Interface dataset entries
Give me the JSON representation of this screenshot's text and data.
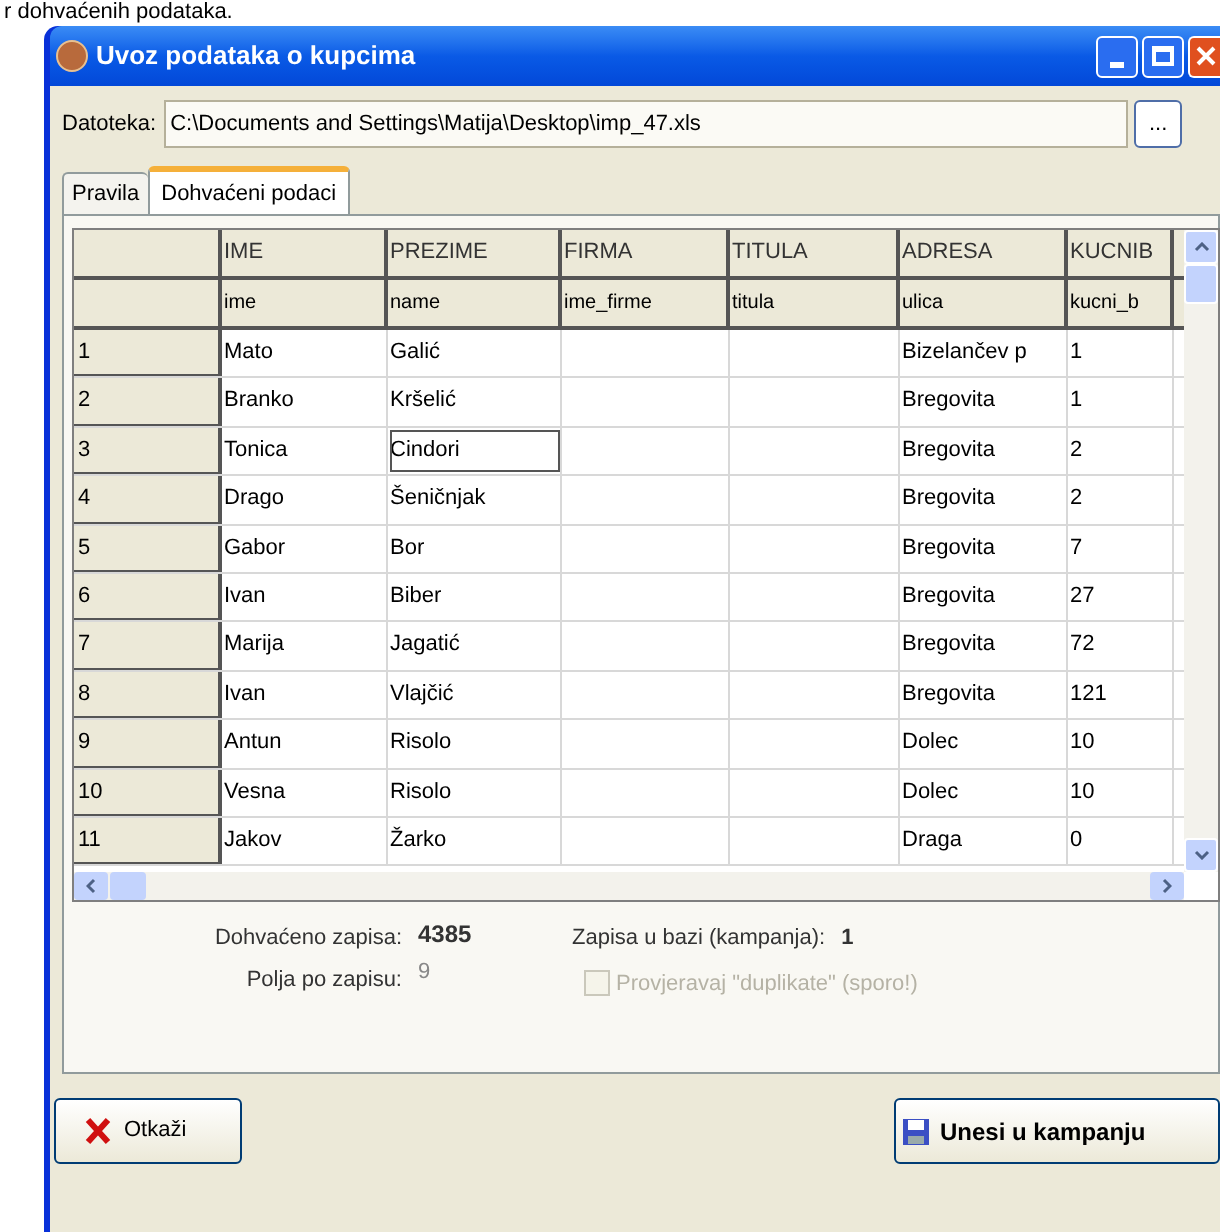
{
  "caption": "r dohvaćenih podataka.",
  "window": {
    "title": "Uvoz podataka o kupcima"
  },
  "file": {
    "label": "Datoteka:",
    "value": "C:\\Documents and Settings\\Matija\\Desktop\\imp_47.xls",
    "browse": "..."
  },
  "tabs": [
    {
      "label": "Pravila",
      "selected": false
    },
    {
      "label": "Dohvaćeni podaci",
      "selected": true
    }
  ],
  "table": {
    "columns": [
      {
        "heading": "IME",
        "field": "ime"
      },
      {
        "heading": "PREZIME",
        "field": "name"
      },
      {
        "heading": "FIRMA",
        "field": "ime_firme"
      },
      {
        "heading": "TITULA",
        "field": "titula"
      },
      {
        "heading": "ADRESA",
        "field": "ulica"
      },
      {
        "heading": "KUCNIB",
        "field": "kucni_b"
      }
    ],
    "rows": [
      {
        "number": "1",
        "cells": [
          {
            "text": "Mato",
            "focused": false
          },
          {
            "text": "Galić",
            "focused": false
          },
          {
            "focused": false
          },
          {
            "focused": false
          },
          {
            "text": "Bizelančev p",
            "focused": false
          },
          {
            "text": "1",
            "focused": false
          }
        ]
      },
      {
        "number": "2",
        "cells": [
          {
            "text": "Branko",
            "focused": false
          },
          {
            "text": "Kršelić",
            "focused": false
          },
          {
            "focused": false
          },
          {
            "focused": false
          },
          {
            "text": "Bregovita",
            "focused": false
          },
          {
            "text": "1",
            "focused": false
          }
        ]
      },
      {
        "number": "3",
        "cells": [
          {
            "text": "Tonica",
            "focused": false
          },
          {
            "text": "Cindori",
            "focused": true
          },
          {
            "focused": false
          },
          {
            "focused": false
          },
          {
            "text": "Bregovita",
            "focused": false
          },
          {
            "text": "2",
            "focused": false
          }
        ]
      },
      {
        "number": "4",
        "cells": [
          {
            "text": "Drago",
            "focused": false
          },
          {
            "text": "Šeničnjak",
            "focused": false
          },
          {
            "focused": false
          },
          {
            "focused": false
          },
          {
            "text": "Bregovita",
            "focused": false
          },
          {
            "text": "2",
            "focused": false
          }
        ]
      },
      {
        "number": "5",
        "cells": [
          {
            "text": "Gabor",
            "focused": false
          },
          {
            "text": "Bor",
            "focused": false
          },
          {
            "focused": false
          },
          {
            "focused": false
          },
          {
            "text": "Bregovita",
            "focused": false
          },
          {
            "text": "7",
            "focused": false
          }
        ]
      },
      {
        "number": "6",
        "cells": [
          {
            "text": "Ivan",
            "focused": false
          },
          {
            "text": "Biber",
            "focused": false
          },
          {
            "focused": false
          },
          {
            "focused": false
          },
          {
            "text": "Bregovita",
            "focused": false
          },
          {
            "text": "27",
            "focused": false
          }
        ]
      },
      {
        "number": "7",
        "cells": [
          {
            "text": "Marija",
            "focused": false
          },
          {
            "text": "Jagatić",
            "focused": false
          },
          {
            "focused": false
          },
          {
            "focused": false
          },
          {
            "text": "Bregovita",
            "focused": false
          },
          {
            "text": "72",
            "focused": false
          }
        ]
      },
      {
        "number": "8",
        "cells": [
          {
            "text": "Ivan",
            "focused": false
          },
          {
            "text": "Vlajčić",
            "focused": false
          },
          {
            "focused": false
          },
          {
            "focused": false
          },
          {
            "text": "Bregovita",
            "focused": false
          },
          {
            "text": "121",
            "focused": false
          }
        ]
      },
      {
        "number": "9",
        "cells": [
          {
            "text": "Antun",
            "focused": false
          },
          {
            "text": "Risolo",
            "focused": false
          },
          {
            "focused": false
          },
          {
            "focused": false
          },
          {
            "text": "Dolec",
            "focused": false
          },
          {
            "text": "10",
            "focused": false
          }
        ]
      },
      {
        "number": "10",
        "cells": [
          {
            "text": "Vesna",
            "focused": false
          },
          {
            "text": "Risolo",
            "focused": false
          },
          {
            "focused": false
          },
          {
            "focused": false
          },
          {
            "text": "Dolec",
            "focused": false
          },
          {
            "text": "10",
            "focused": false
          }
        ]
      },
      {
        "number": "11",
        "cells": [
          {
            "text": "Jakov",
            "focused": false
          },
          {
            "text": "Žarko",
            "focused": false
          },
          {
            "focused": false
          },
          {
            "focused": false
          },
          {
            "text": "Draga",
            "focused": false
          },
          {
            "text": "0",
            "focused": false
          }
        ]
      }
    ]
  },
  "stats": {
    "fetched_label": "Dohvaćeno zapisa:",
    "fetched_value": "4385",
    "fields_label": "Polja po zapisu:",
    "fields_value": "9",
    "db_label": "Zapisa u bazi (kampanja):",
    "db_value": "1"
  },
  "duplicates_check": {
    "label": "Provjeravaj \"duplikate\" (sporo!)",
    "checked": false,
    "disabled": true
  },
  "buttons": {
    "cancel": "Otkaži",
    "submit": "Unesi u kampanju"
  }
}
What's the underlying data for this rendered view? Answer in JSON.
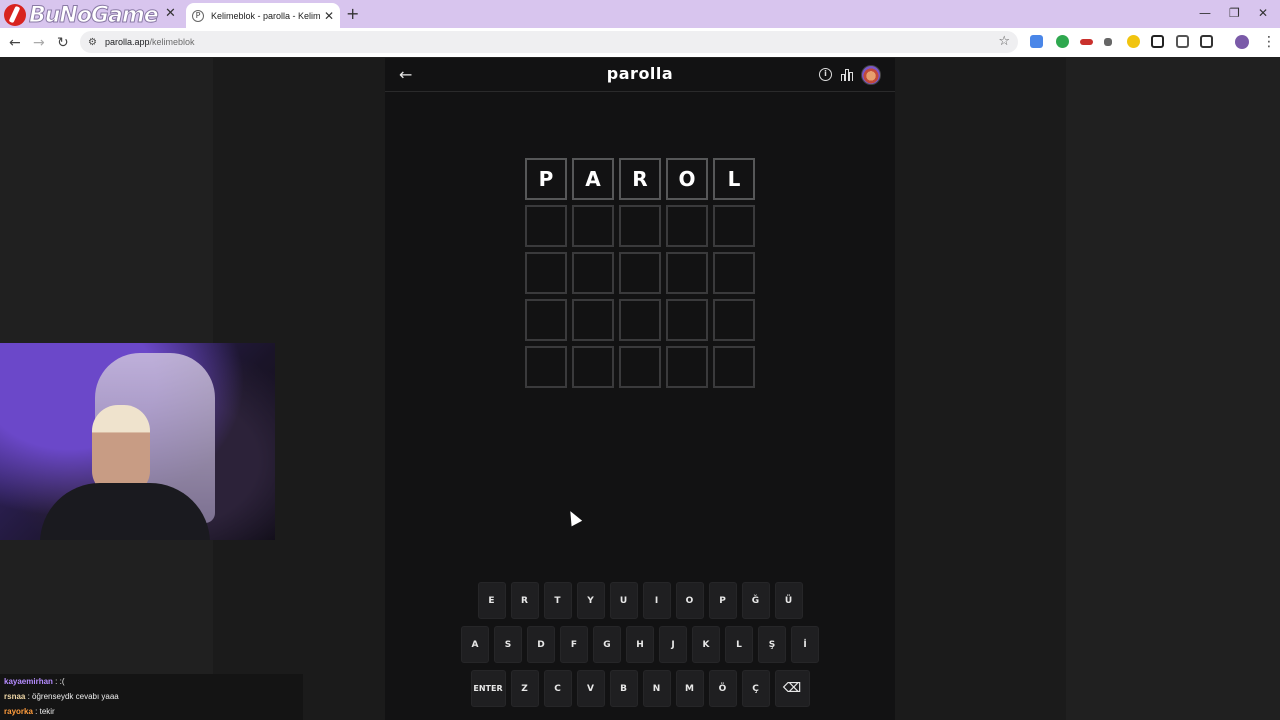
{
  "browser": {
    "logo_text": "BuNoGame",
    "active_tab_title": "Kelimeblok - parolla - Kelime o",
    "url_domain": "parolla.app",
    "url_path": "/kelimeblok",
    "new_tab": "+",
    "tab_close": "✕"
  },
  "game": {
    "title": "parolla",
    "back": "←",
    "info": "i",
    "board": [
      [
        "P",
        "A",
        "R",
        "O",
        "L"
      ],
      [
        "",
        "",
        "",
        "",
        ""
      ],
      [
        "",
        "",
        "",
        "",
        ""
      ],
      [
        "",
        "",
        "",
        "",
        ""
      ],
      [
        "",
        "",
        "",
        "",
        ""
      ]
    ],
    "keyboard": {
      "row1": [
        "E",
        "R",
        "T",
        "Y",
        "U",
        "I",
        "O",
        "P",
        "Ğ",
        "Ü"
      ],
      "row2": [
        "A",
        "S",
        "D",
        "F",
        "G",
        "H",
        "J",
        "K",
        "L",
        "Ş",
        "İ"
      ],
      "row3": [
        "ENTER",
        "Z",
        "C",
        "V",
        "B",
        "N",
        "M",
        "Ö",
        "Ç",
        "⌫"
      ]
    }
  },
  "chat": [
    {
      "user": "kayaemirhan",
      "color": "#b58cff",
      "message": ":("
    },
    {
      "user": "rsnaa",
      "color": "#f0d8a8",
      "message": "öğrenseydk cevabı yaaa"
    },
    {
      "user": "rayorka",
      "color": "#ff9c3c",
      "message": "tekir"
    }
  ],
  "colors": {
    "background": "#121213",
    "tile_border": "#3a3a3c",
    "key_bg": "#1f1f21",
    "tabbar": "#d8c5ee"
  }
}
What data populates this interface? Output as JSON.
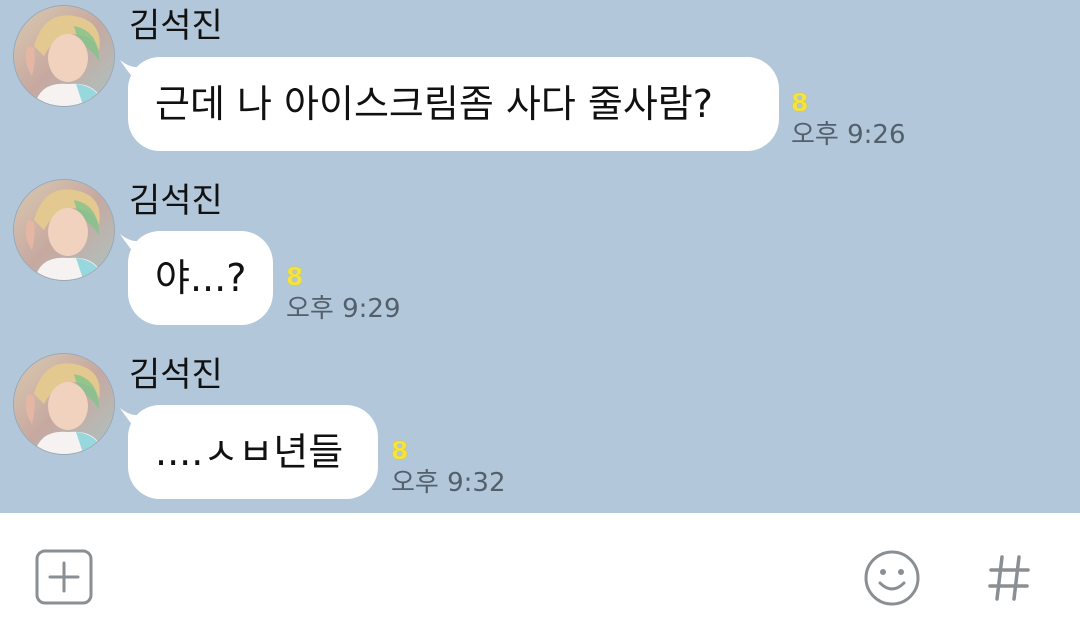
{
  "messages": [
    {
      "sender": "김석진",
      "text": "근데 나 아이스크림좀 사다 줄사람?",
      "unread": "8",
      "time": "오후 9:26"
    },
    {
      "sender": "김석진",
      "text": "야...?",
      "unread": "8",
      "time": "오후 9:29"
    },
    {
      "sender": "김석진",
      "text": "....ㅅㅂ년들",
      "unread": "8",
      "time": "오후 9:32"
    }
  ],
  "input_bar": {
    "icons": [
      "plus-icon",
      "emoji-icon",
      "hash-icon"
    ]
  },
  "colors": {
    "chat_background": "#b2c7da",
    "bubble": "#ffffff",
    "unread_badge": "#f5e340",
    "time_text": "#53606b",
    "icon_gray": "#8a8f94"
  }
}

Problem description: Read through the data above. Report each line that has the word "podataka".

Completed task:
  "caption": "r dohvaćenih podataka.",
    "title": "Uvoz podataka o kupcima"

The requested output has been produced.